If you aren't using a pre-packaged skunk food, your skunk's diet should be 60 to 70 percent lean protein such as cooked chicken, eggs, fish, or feeder insects. The bulk of the rest of the diet should be fresh, cooked, or thawed frozen vegetables. Avoid canned vegetables due to the salt content. Nuts, cooked grains, a few pieces of dog food, and yogurt should also be mixed into the diet. Fruit can be given as a treat, but not every day. Try to offer your skunk foods high in calcium and taurine or give it supplements that can provide these. Chocolate must be avoided as it is dangerous for skunks.
Skunks need access to fresh water at all times, but they don't drink very much of it. They get much of the water they need from the vegetables in their diets.
Common Health Problems
Skunks should be spayed or neutered at a young age, usually when 4 to 6 months old. Descenting may be done at the same time, although it is often done at an even younger age while the kits are still with the breeder. Be aware that it is difficult to find a veterinarian who will descent a skunk and you may have to travel to get it done.

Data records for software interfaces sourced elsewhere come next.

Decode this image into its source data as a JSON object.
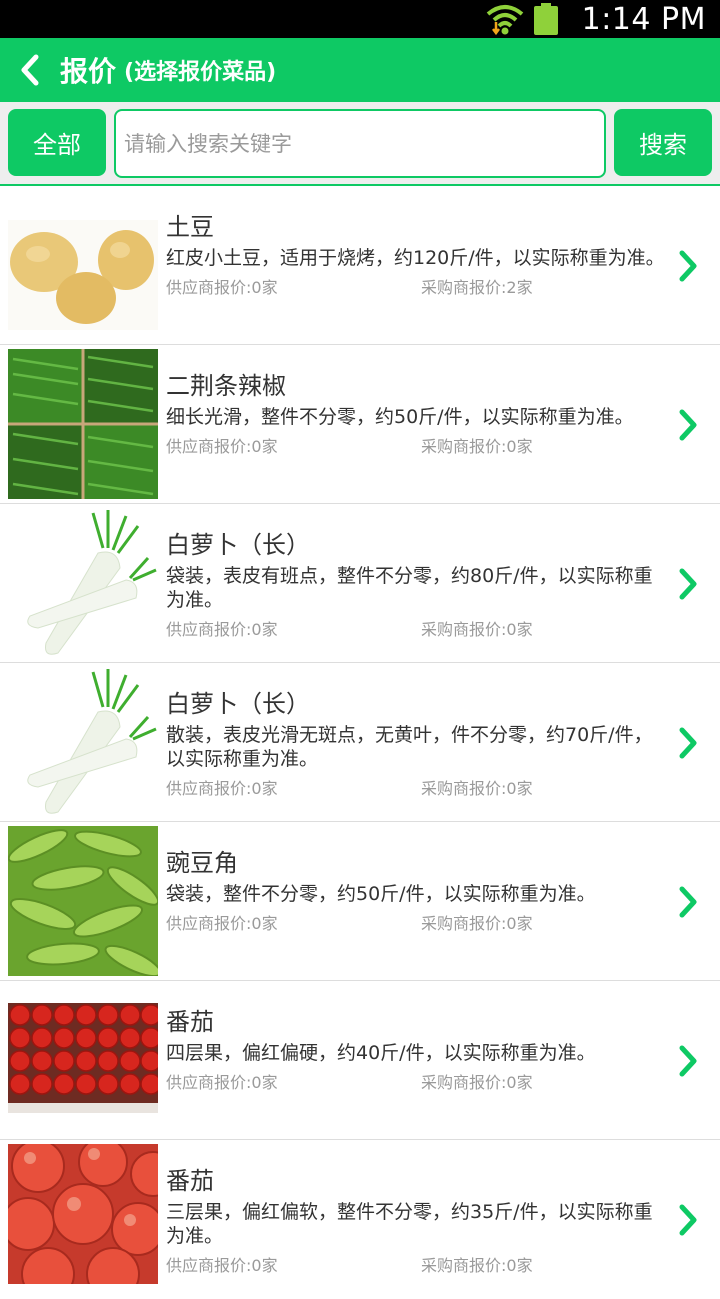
{
  "status": {
    "time": "1:14 PM"
  },
  "header": {
    "title": "报价",
    "subtitle": "(选择报价菜品)"
  },
  "search": {
    "all_label": "全部",
    "placeholder": "请输入搜索关键字",
    "search_label": "搜索"
  },
  "colors": {
    "accent": "#0ec964",
    "muted": "#9a9a9a",
    "text": "#333333"
  },
  "items": [
    {
      "name": "土豆",
      "desc": "红皮小土豆，适用于烧烤，约120斤/件，以实际称重为准。",
      "supplier": "供应商报价:0家",
      "buyer": "采购商报价:2家",
      "icon": "potato"
    },
    {
      "name": "二荆条辣椒",
      "desc": "细长光滑，整件不分零，约50斤/件，以实际称重为准。",
      "supplier": "供应商报价:0家",
      "buyer": "采购商报价:0家",
      "icon": "green-chili"
    },
    {
      "name": "白萝卜（长）",
      "desc": "袋装，表皮有班点，整件不分零，约80斤/件，以实际称重为准。",
      "supplier": "供应商报价:0家",
      "buyer": "采购商报价:0家",
      "icon": "white-radish"
    },
    {
      "name": "白萝卜（长）",
      "desc": "散装，表皮光滑无斑点，无黄叶，件不分零，约70斤/件，以实际称重为准。",
      "supplier": "供应商报价:0家",
      "buyer": "采购商报价:0家",
      "icon": "white-radish"
    },
    {
      "name": "豌豆角",
      "desc": "袋装，整件不分零，约50斤/件，以实际称重为准。",
      "supplier": "供应商报价:0家",
      "buyer": "采购商报价:0家",
      "icon": "snow-pea"
    },
    {
      "name": "番茄",
      "desc": "四层果，偏红偏硬，约40斤/件，以实际称重为准。",
      "supplier": "供应商报价:0家",
      "buyer": "采购商报价:0家",
      "icon": "tomato-crate"
    },
    {
      "name": "番茄",
      "desc": "三层果，偏红偏软，整件不分零，约35斤/件，以实际称重为准。",
      "supplier": "供应商报价:0家",
      "buyer": "采购商报价:0家",
      "icon": "tomatoes"
    }
  ]
}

Skunks need to be vaccinated against common dog and cat diseases, including distemper, and dewormed. Before getting a skunk, find a veterinarian who is willing to comfortably treat one as a patient in case your pet requires medical attention.
There are a lot of misconceptions about skunks and rabies. Although skunks are relatively common carriers of rabies in the wild in some areas, it is a myth that all skunks carry rabies. They need to be exposed to a rabid animal to become infected themselves. However, there is no approved rabies vaccine for skunks, so if a skunk bites someone and it is reported, authorities will inevitably require rabies testing on the skunk. Unfortunately, this means the skunk will be euthanized to look for rabies. The same is true for many other species for which no accepted vaccine exists. Some veterinarians vaccinate skunks with an unapproved vaccine meant for ferrets, dogs, and cats. But authorities will not recognize this vaccine as coverage against rabies and it is unknown whether or not it will protect your skunk from infection.
Is It Legal to Own a Pet Skunk?
Skunks are illegal to keep as pets in some areas so check with your local authorities to see if you can keep one in your home. If they are illegal where you live, don't flout the law. The first time anyone complains about your pet it may be confiscated or euthanized. You should never take a skunk from the wild to keep as a pet.
State laws vary and some places will consider a skunk native wildlife while others consider them to be an exotic animal. Permits, special insurance, or other requirements may be needed in order to legally obtain and care for a pet skunk where you live. Make sure you do your research as laws and requirements change.
Purchasing Your Skunk
You will need to find a reputable breeder in order to purchase a skunk. The peak availability is in the spring and you may have to place a deposit and be put on a waiting list. Be aware that the price can be several hundred dollars, which may cover descenting and spaying or neutering. There are some skunk rescue organizations that may have adults to adopt.
One rescue organization, Skunk Haven, hosts an international gathering of skunk lovers in North Ridgeville, Ohio each year. Called Skunk Fest, it includes a conformation show, music, food, and people dressed up like skunks.